“It’s something I didn’t even think about until I came here and people wanted to talk to me about it. It was just rumors. It was sparked by Carmelo. He put out on Twitter what he wanted and the media sort of took control of that.”
Mike D’Antoni says that trade rumors are something that virtually every player has to go through if they’ve been in the league long enough, via the Nicholas Parco.
“It happens. I’m sure it’s not pleasant for him, but it’s part of the business. If you’re in the league long enough, you’ll hear subsequent rumors. Players have to get through it.”
Ryan Anderson continued his hot shooting on the road, scoring 21 points with no turnovers in 30 minutes of play. Anderson made just two 3-pointers in the game, proving that he’s more than just a stretch-4.

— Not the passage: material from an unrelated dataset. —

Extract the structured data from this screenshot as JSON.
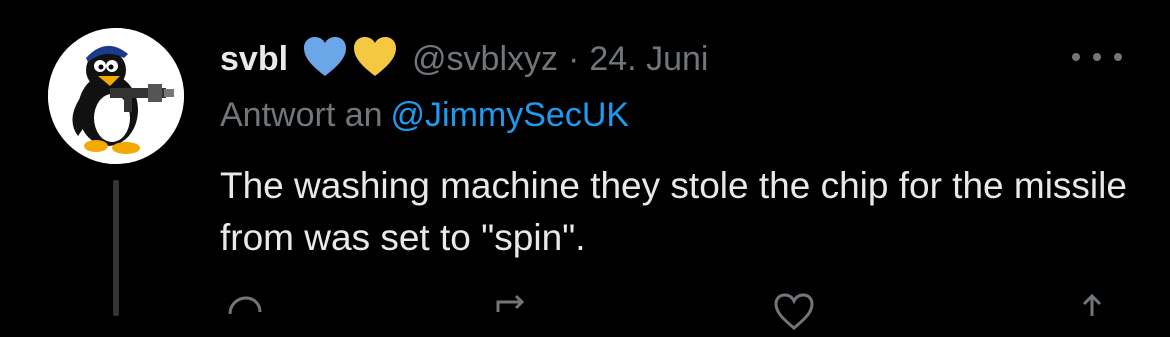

Ryan Anderson has one of the most puzzling home-road splits of any player in the NBA. The forward is currently averaging 16.8 points on 46.5 percent shooting from the field and 41.4 percent shooting from the 3-point line on the road. But at home, he is averaging just 6.3 points on 31.8 percent from the field and 23.5 percent from downtown. Role players almost always play better at home than on the road, so this sort of drastic dichotomy is hard to explain. The Rockets play the Hawks in Atlanta on Friday, so hopefully Anderson’s hot streak on the road continues.